These coarse branching shreds so closely correspond to the feldspar of the spherulites in the obsidian of Obsidian Cliff in the Yellowstone National Park, as described by Iddings,a and to that of the spherulites from the region of Rosita and Silver Cliff, Custer County, Colo., as described by Cross,b that, after studying thin sections prepared from spherulites from the latter place, the writer has no hesitancy in pronouncing these in the Llao Rock dacite as belonging to feldspar also. In their positive character they correspond to the feldspar in many of the spherulites from Custer County, Colo. The brownish color of this intermediate portion is due to the presence of brown, yellowish, and reddish ferritic matter in the form of dust particles, and occasionally in the form of minute scales. A radial arrangement of this ferritic matter is not marked.
aSeventh Ann. Rept. U. S. Geol. Survey, 1888, pp. 276-278.
bConstitution and origin of spherulites in acid eruptive rocks: Bull. Philos. Soc. Washington, vol. XI, 1891 pp. 411-440.
The outer portion of these spherulites when seen in thin sections appears to be identical with the central core. It is often entirely missing, and when present does not usually envelop the whole spherulite, but appears as irregular lobes or prolongations of the same.

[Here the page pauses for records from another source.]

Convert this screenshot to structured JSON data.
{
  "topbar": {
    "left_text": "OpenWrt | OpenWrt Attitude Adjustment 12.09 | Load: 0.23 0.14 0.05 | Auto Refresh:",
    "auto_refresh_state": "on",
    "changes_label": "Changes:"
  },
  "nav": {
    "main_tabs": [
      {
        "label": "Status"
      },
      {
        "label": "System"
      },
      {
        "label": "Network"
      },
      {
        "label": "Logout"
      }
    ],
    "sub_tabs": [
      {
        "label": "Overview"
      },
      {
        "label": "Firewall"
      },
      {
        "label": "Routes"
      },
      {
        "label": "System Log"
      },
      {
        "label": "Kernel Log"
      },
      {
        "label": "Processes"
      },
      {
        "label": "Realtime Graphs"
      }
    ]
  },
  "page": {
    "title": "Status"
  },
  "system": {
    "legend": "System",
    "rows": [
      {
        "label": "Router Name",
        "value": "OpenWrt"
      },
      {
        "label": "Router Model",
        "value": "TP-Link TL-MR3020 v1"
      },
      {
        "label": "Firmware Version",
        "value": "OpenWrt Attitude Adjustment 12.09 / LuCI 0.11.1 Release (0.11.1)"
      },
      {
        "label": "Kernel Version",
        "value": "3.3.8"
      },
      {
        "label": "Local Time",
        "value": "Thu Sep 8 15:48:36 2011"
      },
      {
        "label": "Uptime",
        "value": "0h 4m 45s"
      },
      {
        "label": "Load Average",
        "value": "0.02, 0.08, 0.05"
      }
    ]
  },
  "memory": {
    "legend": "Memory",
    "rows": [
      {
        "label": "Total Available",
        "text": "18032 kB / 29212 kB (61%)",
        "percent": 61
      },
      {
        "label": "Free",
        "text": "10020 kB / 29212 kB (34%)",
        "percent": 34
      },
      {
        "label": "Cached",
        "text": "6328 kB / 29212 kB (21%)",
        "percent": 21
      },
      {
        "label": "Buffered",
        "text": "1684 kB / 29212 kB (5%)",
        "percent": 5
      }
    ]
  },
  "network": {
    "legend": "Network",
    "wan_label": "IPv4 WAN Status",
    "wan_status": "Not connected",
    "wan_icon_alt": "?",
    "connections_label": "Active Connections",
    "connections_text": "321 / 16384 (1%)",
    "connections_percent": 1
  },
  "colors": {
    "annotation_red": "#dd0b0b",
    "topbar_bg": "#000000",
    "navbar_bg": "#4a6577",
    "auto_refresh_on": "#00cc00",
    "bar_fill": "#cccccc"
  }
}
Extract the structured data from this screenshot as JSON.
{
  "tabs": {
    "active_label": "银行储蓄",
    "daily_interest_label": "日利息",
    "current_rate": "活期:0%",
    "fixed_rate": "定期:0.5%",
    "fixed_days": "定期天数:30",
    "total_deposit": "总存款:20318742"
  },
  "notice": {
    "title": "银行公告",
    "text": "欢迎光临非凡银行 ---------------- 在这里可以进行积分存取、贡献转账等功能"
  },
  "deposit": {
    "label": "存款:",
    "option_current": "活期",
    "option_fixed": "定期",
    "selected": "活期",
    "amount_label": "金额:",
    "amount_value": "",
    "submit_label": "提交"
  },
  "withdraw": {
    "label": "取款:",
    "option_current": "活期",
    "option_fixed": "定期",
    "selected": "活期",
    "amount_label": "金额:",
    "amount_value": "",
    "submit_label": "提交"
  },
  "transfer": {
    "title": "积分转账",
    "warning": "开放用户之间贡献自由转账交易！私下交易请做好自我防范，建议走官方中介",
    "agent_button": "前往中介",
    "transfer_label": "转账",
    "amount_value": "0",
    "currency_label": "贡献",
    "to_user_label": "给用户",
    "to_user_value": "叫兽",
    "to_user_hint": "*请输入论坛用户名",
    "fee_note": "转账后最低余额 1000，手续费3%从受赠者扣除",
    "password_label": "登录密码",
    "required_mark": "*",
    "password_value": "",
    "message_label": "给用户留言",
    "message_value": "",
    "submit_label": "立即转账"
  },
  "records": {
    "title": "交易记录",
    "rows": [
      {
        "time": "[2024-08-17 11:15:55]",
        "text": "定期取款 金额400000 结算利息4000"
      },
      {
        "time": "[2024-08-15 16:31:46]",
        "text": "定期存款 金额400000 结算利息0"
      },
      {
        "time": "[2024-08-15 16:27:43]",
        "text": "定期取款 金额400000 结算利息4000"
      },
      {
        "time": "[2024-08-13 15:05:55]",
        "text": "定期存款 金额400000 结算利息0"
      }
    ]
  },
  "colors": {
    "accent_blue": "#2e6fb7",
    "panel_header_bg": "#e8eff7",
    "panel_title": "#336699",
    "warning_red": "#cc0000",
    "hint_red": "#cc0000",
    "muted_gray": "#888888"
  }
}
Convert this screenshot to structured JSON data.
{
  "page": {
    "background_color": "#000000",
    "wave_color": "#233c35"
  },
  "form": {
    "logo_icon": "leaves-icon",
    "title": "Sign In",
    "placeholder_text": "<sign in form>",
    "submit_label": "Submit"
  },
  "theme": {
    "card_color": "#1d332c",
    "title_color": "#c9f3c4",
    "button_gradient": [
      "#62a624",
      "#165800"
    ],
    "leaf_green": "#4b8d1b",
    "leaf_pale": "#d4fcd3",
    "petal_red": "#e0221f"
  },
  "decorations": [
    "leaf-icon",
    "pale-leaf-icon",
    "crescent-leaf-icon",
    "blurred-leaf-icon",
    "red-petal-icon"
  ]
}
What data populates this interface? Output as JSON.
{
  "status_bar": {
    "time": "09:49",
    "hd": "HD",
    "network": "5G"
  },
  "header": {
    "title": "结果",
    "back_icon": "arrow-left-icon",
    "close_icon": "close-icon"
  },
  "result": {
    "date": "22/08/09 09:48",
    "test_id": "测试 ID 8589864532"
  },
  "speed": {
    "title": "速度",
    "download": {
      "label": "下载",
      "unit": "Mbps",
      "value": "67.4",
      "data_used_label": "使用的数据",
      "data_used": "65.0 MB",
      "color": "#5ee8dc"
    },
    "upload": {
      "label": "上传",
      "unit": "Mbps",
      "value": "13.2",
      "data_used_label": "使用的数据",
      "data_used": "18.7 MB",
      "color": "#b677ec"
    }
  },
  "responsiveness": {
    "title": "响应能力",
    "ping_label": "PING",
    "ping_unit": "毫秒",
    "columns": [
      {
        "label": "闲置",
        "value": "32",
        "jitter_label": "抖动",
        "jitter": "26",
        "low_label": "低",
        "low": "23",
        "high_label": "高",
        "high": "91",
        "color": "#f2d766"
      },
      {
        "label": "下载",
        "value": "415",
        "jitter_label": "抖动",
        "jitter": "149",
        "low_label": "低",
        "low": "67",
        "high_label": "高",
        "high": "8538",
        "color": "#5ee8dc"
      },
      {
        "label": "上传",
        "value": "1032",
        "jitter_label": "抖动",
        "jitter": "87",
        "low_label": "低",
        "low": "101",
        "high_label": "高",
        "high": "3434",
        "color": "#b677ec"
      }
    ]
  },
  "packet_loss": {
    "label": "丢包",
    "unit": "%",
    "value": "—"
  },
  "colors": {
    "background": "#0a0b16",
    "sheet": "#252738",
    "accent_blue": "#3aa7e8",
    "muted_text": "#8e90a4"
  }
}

The strings of augite microlites that accentuate the fluidal structure of the glassy part of the rock pass uninterruptedly through these spherulites, and the phenocrysts lie embedded in them as well as in the remainder of the rock, as is universally the case in such bodies. Part of the ferritic matter may be seen to arise from the further oxidation or hydration of the ore particles that adhere to the augite microlites.
The phenocrysts observed in this rock are plagioclase hypersthene, hornblende and augite, with accessory apatite and magnetite. The order of crystallization is (1) magnetite and apatite, (2) plagioclase, (3) hypersthene, (4) augite and hornblende, (5) the spherulitic forms; to which may be added augite and feldspar microlites of the groundmass, which belong between 4 and 5. The hornblende is very sparingly developed, as is usual, but occurs in both the brownish-green and in the brownish-red varieties.
This spherulitic dacite should be compared with the very similar occurrences in the Cloud Cap flow.
in the thin section of this rock may also be seen a few small inclusions of identical nature with the inclusions of older secretions to be found in No. 102, described immediately below.